McQuade: Right. Let me give you three things but in sort of an increasing level of difficulty, if you will. First of all, I think more investment money has to be available. I can talk about that from a research point of view, but I think that’s our job. That’s our job to find sponsors and funding streams. That’s one side. But I think the investment capital for turning those ideas into legitimate businesses that can call Pittsburgh home. We need to do work there. And I think that’s going to be an issue forever because of the size of Pittsburgh. So that’s number one.
I think the second is to tread on or capitalize on Pittsburgh’s willingness to be forever what I would call a laboratory city. It’s a city that is willing to try things. So we in the, let’s say, software community—we’re enamored of agile software and we’re enamored of things like “dev sec ops” and the way we do modern software, which is try it, get it out there, let users experiment with it and if it doesn’t work, fix it and do that right. We need to think of Pittsburgh as that way.

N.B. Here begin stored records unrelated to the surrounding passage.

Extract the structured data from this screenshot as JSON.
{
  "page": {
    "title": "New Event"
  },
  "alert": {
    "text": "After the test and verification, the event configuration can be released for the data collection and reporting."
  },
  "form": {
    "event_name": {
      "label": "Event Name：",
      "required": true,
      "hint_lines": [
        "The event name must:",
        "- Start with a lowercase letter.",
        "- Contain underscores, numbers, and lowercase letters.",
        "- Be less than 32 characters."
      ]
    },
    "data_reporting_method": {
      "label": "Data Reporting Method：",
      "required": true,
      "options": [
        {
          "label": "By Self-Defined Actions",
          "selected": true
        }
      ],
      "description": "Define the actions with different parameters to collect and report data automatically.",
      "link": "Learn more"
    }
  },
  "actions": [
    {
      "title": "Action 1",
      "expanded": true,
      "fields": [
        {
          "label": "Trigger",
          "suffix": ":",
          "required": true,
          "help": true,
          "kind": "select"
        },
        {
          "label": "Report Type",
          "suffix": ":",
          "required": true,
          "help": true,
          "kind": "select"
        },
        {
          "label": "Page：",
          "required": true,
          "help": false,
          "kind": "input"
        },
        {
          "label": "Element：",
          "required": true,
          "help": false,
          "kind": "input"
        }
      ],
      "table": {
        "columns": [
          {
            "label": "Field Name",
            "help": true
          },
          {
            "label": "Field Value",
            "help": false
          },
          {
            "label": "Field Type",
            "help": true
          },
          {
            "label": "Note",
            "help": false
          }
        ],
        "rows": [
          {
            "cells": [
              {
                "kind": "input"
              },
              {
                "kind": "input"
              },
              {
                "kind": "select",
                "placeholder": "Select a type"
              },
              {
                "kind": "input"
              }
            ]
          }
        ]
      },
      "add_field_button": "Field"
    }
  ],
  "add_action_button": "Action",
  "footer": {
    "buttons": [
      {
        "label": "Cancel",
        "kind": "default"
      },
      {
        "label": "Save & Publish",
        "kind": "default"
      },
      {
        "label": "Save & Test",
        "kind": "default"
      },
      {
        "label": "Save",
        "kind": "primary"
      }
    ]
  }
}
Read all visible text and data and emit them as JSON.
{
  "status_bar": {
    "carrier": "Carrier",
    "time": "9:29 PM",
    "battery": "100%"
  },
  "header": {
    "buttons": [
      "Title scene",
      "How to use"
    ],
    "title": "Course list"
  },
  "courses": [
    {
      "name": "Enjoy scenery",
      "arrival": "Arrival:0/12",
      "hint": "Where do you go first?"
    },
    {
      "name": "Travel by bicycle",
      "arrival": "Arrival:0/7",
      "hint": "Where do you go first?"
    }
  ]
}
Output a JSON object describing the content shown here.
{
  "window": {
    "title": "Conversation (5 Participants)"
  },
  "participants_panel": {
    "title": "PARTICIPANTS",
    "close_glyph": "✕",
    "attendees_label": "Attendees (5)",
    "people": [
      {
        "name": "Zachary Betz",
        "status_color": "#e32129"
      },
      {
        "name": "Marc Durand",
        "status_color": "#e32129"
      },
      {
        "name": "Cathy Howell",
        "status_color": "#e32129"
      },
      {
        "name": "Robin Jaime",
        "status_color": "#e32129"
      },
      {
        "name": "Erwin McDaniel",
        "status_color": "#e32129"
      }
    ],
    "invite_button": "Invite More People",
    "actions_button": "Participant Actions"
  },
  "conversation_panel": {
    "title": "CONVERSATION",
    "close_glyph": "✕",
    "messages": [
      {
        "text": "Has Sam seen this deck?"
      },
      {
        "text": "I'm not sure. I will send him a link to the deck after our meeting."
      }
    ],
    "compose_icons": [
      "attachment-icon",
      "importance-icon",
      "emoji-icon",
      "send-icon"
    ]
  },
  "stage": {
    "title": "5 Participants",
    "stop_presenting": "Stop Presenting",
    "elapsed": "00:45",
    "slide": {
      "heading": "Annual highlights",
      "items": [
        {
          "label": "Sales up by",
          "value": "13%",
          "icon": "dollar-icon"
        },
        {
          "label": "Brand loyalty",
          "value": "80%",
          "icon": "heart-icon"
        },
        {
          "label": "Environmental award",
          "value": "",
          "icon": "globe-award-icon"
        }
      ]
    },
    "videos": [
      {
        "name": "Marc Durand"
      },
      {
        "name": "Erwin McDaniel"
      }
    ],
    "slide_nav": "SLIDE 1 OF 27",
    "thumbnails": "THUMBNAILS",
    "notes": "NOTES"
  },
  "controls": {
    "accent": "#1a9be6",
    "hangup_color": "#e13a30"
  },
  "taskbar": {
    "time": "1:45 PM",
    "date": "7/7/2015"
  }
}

And we can think about the way Pittsburgh has approached autonomous vehicles. We didn’t say, put all our money down, here’s the solution on autonomous vehicles. We have five different companies driving vehicles around with different approaches that we’re learning on all levels. And we’re learning about what it’s going to mean when artificial intelligence changes health care. And we’re learning what it means to think about the ethics policy around technology and what the implication of that is for work.
It kind of goes back to my no moonshot mentality, which is constantly be reexamining what we’re doing and thinking through things. So investment, laboratory city, and then now if you push me to the wall, I will simply say that AI (artificial intelligence) writ large. I can tell you 10 other things at CMU. But AI writ large to me is going to infuse everything that happens in society. It’s going to change how you interact with your local government. It’s going to change your health care. It’s going to change everything. And I think that’s not just the next five years or 10 years. That’s the next 30 years that’s going to help define not only the future of Pittsburgh, but the economics of who we are…
Bonk: …And as a planet, in some ways. That’s really helpful. Any last things you’d like to add about your thoughts on the future of Pittsburgh or your own role here in the city?
McQuade: First of all, we are absolutely delighted to be back. I’m struck by what’s the same and what’s not and the what’s the same is what makes Pittsburgh so unique. It’s a million different neighborhoods of a million different people who know how to shake hands and fight together. That has not changed. I love that about Pittsburgh. The second thing I would say is that as we have work to do. We have work to do to make sure that the technology that we all develop has the opportunity to provide value to everybody. And so all of these softer questions, if you will, around equity and opportunity, disruption and opportunity—there’s a beauty about a place like CMU. They need to be front and center with the conversation. So I’m delighted to be at a place that can think about all those things.
Bonk: Well, we couldn’t thank you enough and more for thinking deeply and thoughtfully, not only today, but for 35 years about these big questions. And really appreciate you joining us for Pittsburgh Tomorrow. Thank you so much.
McQuade: Thank you.